Shipman, who was present at the Kings Lodge at the time of Carter's hostile confrontation of Day, observed F. Carter exiting the Carter vehicle and advised her not to enter the lobby. F. Carter ignored Shipman's instructions, proceeded into the lobby, approached Day, and struck him. F. Carter was also placed into custody as a result of her conduct. Carter and F. Carter were transported to jail in separate vehicles by Carnes and Hass, who was also an officer of the Chattanooga Police Department.
Carter and F. Carter were indicted by the Hamilton County Grand Jury on charges of disorderly conduct, but were subsequently acquitted. Thereafter, they initiated this action in federal district court pursuant to 42 U.S.C. § 1983 alleging false arrest, false imprisonment and malicious prosecution.
At the conclusion of a bench trial, the district court issued a written opinion on February 6, 1986 in which it concluded that the Carters had failed to demonstrate that they had been arrested, imprisoned and prosecuted without probable cause and entered judgment for defendants. Hass, Shipman, Carnes and the city filed a motion for attorneys' fees pursuant to 42 U.S.C. § 1988. On February 28, 1986, the district court issued an opinion denying fees based upon its finding that the Carters' suit was not so frivolous and baseless as to warrant the imposition of attorneys' fees pursuant to 42 U.S.C. § 1988.
Upon consideration of the briefs and arguments of counsel, together with the record herein, this court is unable to conclude that the trial court's opinions of February 6 and February 28, 1986 were clearly erroneous. Accordingly, the judgment of the district court is hereby AFFIRMED.

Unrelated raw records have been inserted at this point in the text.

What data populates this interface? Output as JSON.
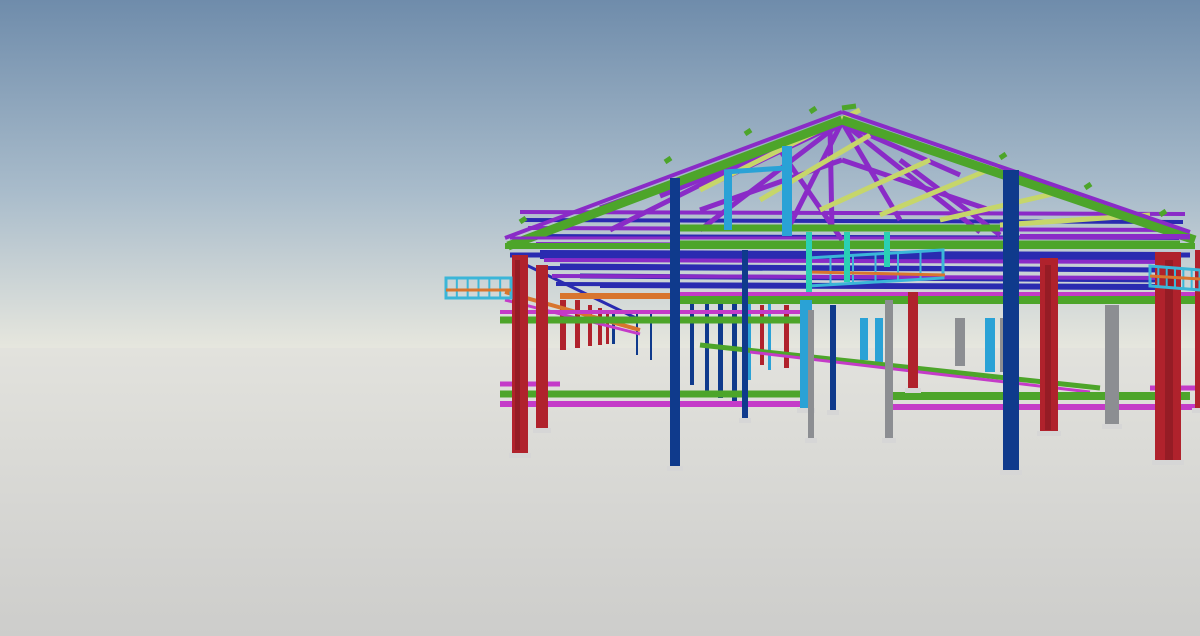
{
  "viewport": {
    "type": "3d-model-viewer",
    "model": "steel-frame-structure"
  },
  "colors": {
    "sky_top": "#6f8cab",
    "sky_mid": "#a9bccb",
    "horizon": "#e7e7de",
    "ground_near": "#cdcdcb",
    "ground_far": "#e2e2dd",
    "column_red": "#b0222c",
    "column_blue": "#0f3a8c",
    "column_cyan": "#2aa2d6",
    "column_grey": "#8c8e92",
    "rafter_green": "#4da52a",
    "brace_purple": "#8a2bc7",
    "beam_magenta": "#c43bc8",
    "purlin_navy": "#2a2bb0",
    "purlin_yellow": "#c6d66a",
    "beam_orange": "#d8752e",
    "tray_cyan": "#3bb6d8",
    "tray_teal": "#2ad0b4",
    "base_plate": "#d6d6d6"
  }
}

Hon. Anna Diggs Taylor, District Judge, United States District Court for the Eastern District of Michigan, sitting by designation